Communion of the Saints in the Age of the Internet
by Ted Tschopp
Posted Comments Catagories: Current Affairs, and Religion https://www.tedt.org/2008/03/16/communion-of-th/
I got the following email from the Pastor who leads our bible study.
During last week’s Life Light I overheard some of you talking about those who feel they do not need the church — the “assembly of believers”. That attitude seems to be increasing in the United States. You can do everything on the “internet” —
Here is my response. I’m posting it here as I would like to post all my rather lengthy and perhaps thoughtful stuff here.
I am sorry for the length of this email. I felt I should respond as I was the one who brought this up. Having the ability to write something without the limitations of paper tends to make me very verbose. I have edited several rather large tangents out of this diatribe against the idea of virtual churches. As with most new things in the Church, I think they only point to the novelty of mans ability to create new ways to sin and the churches (the building, not the bride) willingness to scratch the itch.
My first thoughts on reading the article is the first letter to the Corinthians. Paul says that when they have gathered together and that he Paul is with them in spirit they should hand the man over to Satan who has become proud in his sexual sins. Paul also states that he is with the community of believers in spirit. So we do have an example of the lack of the remission of sins due to some form of confession remotely from the apostolic fathers as recorded in the New Testament. In each case that I can think of, including where the Christ lays outs the Office of the Keys, distance doesn’t seem to be a problem.
However, proximity also seems to be important. Paul asks for the community in Corinth to gather together. Jesus tells us that we can bind and absolve sins here on earth and that he will honor that in heaven.
I guess I will tend to lean away from the idea of a virtual church because online communities tends to get gnostic. I use to run the largest Tolkien community on the Internet. At our height we have 50,000 – 75,000 active participants. From that experience I know a virtual community online can be good. They have many strengths and are the source of much blessing. But there are weaknesses to an online community. They tend to emphasize their strengths. The ability to focus on the mind and being virtually present. This means the group will start to deny the physical in favor of the mind and the virtual. This is the exact same problem that the gnostics championed as one of the blessings of their philosophy.
Being a part of a community is touching, tasting, breathing, crying, and in the end living together. The creator of the universe has blessed us with many amazing blessings including a mind that can come up with things like computers and email and virtual communities online. But that same creator did not enter cyberspace to talk to us. He didn’t send us an email. He didn’t touch the heavens and have the clouds form the letters “I LOVE YOU.” No, he entered reality as a messy, dirty, smelly, Human. The creator liked matter so much that creator and creation became bound up in reality in the person and work of Jesus of Nazareth.
In this cases we should follow the example of our God. How did he communicate our forgiveness to us. When Adam and Eve had sinned, e came to them in the cool of the evening. From that point forward, when God came, it was mediated through the medium of prophets, priests, and kings. Finally when the time was right our God entered reality, and when it was all done he yelled “It is finished” for all to hear. And before He left he charged his followers to tell others what they had witnessed.

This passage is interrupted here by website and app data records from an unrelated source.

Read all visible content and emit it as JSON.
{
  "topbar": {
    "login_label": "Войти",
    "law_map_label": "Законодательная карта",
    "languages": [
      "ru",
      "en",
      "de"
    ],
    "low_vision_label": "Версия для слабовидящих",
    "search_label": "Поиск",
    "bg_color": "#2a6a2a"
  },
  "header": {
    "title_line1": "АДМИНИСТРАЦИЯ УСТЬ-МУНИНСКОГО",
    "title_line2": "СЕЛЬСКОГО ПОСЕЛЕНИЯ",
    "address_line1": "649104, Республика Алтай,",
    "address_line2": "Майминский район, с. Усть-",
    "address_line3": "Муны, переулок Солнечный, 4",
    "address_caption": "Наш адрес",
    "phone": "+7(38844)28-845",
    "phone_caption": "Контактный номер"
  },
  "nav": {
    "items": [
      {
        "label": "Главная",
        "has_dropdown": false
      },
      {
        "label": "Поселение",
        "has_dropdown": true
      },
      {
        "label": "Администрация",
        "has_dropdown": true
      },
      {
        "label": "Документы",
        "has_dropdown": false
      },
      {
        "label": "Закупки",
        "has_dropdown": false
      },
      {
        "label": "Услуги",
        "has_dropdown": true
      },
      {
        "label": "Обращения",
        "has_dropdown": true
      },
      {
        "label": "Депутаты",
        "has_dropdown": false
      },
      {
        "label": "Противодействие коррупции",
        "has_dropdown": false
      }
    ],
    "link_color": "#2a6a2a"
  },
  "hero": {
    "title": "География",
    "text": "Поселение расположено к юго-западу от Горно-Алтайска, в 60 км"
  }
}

No our God entered reality. No more mediation is needed. No more prophets, priests, or kings. No need to approach a mountain on fire, or a building or tent filled with the blood. And now that we are this free isn’t it -so- human to say. “I don’t like my freedom. It’s scary. I need my church experience mediated with a computer screen. I need my experience with my fellow believers mediated by the television screen. I need my experience with God’s forgiveness to be mediated through forms of entertainment like a movie. I believe in the communion of the saints like the creed says, but please, I need that experience mediated; the physical reality of the connection between other believers is too much.” These are all the sayings of a sinful man returning to the same attitudes he had before he experienced God.
I suppose I could keep ranting about this, I agree there are good things about having the ability to remotely confess. Sins are hard to confront. It’s easier to leave a note on a car and say “Sorry I ran into you. Here is my insurance information.” than it is to stop and confront the person you ran into. But the absolution of sins needs to be very real and felt, and seeing the words “I absolve you” scroll across the screen isn’t as real as the confessor/pastor saying it; and it’s definitely not as real as the dying God saying “Today you will be with me in Paradise.”